### THE TASK
Every line of the records below that holds the word "true" should be copied out.

### SUPPLIED DATA
━━━━━━━━━━

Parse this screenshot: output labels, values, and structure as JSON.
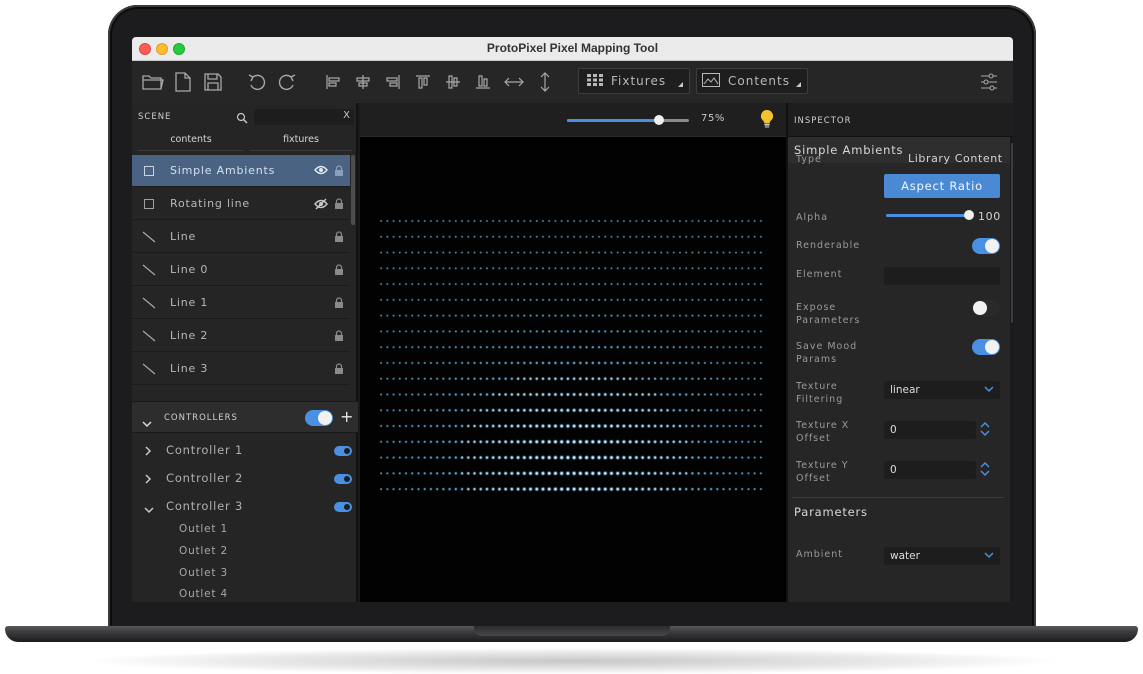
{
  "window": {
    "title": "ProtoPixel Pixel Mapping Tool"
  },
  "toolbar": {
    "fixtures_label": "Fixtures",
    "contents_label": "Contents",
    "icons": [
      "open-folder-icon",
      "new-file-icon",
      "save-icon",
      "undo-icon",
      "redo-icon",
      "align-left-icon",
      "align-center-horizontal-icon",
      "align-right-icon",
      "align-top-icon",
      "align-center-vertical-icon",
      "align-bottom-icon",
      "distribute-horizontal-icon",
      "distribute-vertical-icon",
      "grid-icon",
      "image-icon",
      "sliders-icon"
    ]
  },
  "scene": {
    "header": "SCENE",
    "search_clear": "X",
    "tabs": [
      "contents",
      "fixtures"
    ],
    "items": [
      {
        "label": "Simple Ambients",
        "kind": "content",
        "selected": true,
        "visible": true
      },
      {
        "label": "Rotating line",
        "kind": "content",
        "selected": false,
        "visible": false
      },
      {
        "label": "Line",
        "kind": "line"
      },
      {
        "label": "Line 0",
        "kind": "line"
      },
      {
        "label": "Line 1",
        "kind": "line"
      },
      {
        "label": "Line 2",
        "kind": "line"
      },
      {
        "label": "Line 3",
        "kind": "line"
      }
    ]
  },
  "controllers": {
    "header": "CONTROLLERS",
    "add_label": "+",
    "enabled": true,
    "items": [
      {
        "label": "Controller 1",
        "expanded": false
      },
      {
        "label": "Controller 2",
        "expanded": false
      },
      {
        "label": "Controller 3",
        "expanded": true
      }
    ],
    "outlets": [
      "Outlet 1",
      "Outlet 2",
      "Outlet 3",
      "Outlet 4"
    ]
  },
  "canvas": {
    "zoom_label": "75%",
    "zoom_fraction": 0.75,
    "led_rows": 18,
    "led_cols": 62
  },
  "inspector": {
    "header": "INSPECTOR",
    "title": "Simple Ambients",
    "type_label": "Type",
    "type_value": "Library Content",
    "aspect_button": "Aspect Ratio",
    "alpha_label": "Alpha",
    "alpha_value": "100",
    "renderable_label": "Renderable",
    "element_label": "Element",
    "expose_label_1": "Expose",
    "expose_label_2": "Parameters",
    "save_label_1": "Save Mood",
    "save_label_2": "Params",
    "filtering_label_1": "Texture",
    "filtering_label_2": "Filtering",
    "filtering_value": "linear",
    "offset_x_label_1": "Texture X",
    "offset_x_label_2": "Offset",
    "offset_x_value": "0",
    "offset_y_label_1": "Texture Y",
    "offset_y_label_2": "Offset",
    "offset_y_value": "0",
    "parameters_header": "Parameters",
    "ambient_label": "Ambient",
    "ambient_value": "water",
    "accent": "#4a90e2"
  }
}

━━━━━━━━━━

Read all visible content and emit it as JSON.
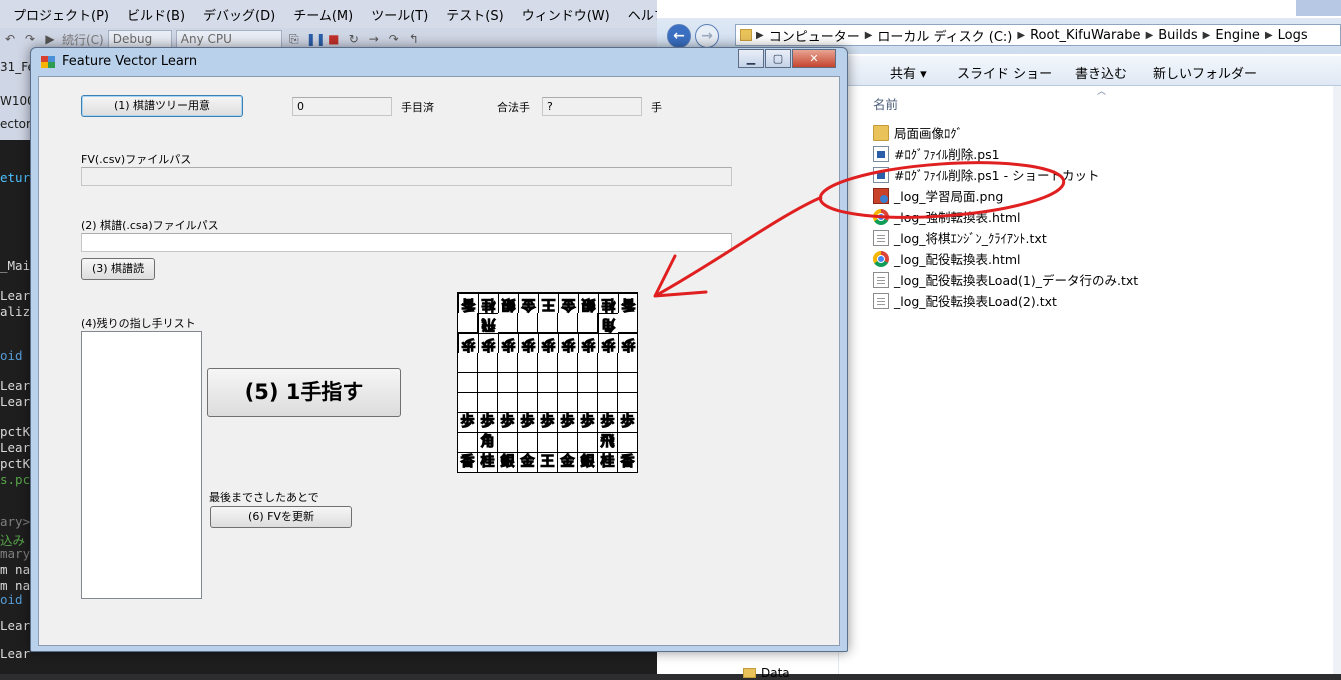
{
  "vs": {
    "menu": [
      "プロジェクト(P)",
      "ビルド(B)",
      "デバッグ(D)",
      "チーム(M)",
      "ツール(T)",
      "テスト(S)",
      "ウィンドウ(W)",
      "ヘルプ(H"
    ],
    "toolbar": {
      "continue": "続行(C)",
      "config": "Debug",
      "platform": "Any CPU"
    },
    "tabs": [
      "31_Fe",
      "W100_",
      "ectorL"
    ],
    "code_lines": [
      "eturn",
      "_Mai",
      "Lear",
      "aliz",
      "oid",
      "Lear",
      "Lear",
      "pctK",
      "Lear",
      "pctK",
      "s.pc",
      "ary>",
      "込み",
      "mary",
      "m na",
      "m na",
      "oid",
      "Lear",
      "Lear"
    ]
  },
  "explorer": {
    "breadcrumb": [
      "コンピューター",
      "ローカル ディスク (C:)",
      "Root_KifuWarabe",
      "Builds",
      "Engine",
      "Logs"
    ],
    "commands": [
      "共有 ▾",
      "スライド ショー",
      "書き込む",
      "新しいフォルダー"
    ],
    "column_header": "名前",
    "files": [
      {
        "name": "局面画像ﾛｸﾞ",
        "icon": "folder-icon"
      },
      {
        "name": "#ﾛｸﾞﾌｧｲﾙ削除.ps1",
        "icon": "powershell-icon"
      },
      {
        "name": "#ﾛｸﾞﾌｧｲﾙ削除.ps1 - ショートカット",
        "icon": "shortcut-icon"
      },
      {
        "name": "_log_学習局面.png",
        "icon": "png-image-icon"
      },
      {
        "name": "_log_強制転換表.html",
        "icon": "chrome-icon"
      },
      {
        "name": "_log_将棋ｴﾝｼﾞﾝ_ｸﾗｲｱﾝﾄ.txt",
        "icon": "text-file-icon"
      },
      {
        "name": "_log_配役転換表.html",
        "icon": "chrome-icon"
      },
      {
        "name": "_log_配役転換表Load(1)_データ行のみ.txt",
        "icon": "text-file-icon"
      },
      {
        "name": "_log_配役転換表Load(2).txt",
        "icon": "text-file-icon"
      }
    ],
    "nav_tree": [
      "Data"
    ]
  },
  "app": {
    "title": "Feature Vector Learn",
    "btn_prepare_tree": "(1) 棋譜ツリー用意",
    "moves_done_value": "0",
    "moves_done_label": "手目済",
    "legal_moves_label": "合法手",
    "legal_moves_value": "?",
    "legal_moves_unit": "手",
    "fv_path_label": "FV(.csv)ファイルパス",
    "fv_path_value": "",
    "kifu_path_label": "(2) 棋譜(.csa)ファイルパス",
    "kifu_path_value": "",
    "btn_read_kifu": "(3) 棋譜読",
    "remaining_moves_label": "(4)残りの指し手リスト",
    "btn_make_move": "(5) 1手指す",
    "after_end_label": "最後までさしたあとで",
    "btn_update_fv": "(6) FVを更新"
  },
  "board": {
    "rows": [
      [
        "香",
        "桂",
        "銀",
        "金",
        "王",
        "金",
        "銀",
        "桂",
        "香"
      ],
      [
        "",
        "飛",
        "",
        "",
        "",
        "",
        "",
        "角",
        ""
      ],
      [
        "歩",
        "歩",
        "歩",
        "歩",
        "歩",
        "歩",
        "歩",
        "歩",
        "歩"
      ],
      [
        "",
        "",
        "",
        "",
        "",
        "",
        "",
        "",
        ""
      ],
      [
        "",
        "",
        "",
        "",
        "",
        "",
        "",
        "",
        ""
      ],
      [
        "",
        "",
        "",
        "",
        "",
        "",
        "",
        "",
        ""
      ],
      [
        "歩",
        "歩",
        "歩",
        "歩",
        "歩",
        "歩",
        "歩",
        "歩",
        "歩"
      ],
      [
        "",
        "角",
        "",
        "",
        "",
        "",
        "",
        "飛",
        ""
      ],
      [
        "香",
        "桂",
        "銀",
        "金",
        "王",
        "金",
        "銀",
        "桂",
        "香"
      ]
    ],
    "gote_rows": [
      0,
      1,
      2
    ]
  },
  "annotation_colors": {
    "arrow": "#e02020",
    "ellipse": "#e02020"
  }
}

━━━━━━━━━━

### ANSWER AREA
        "selected": true,
        "visible": true
    "enabled": true,
        "expanded": true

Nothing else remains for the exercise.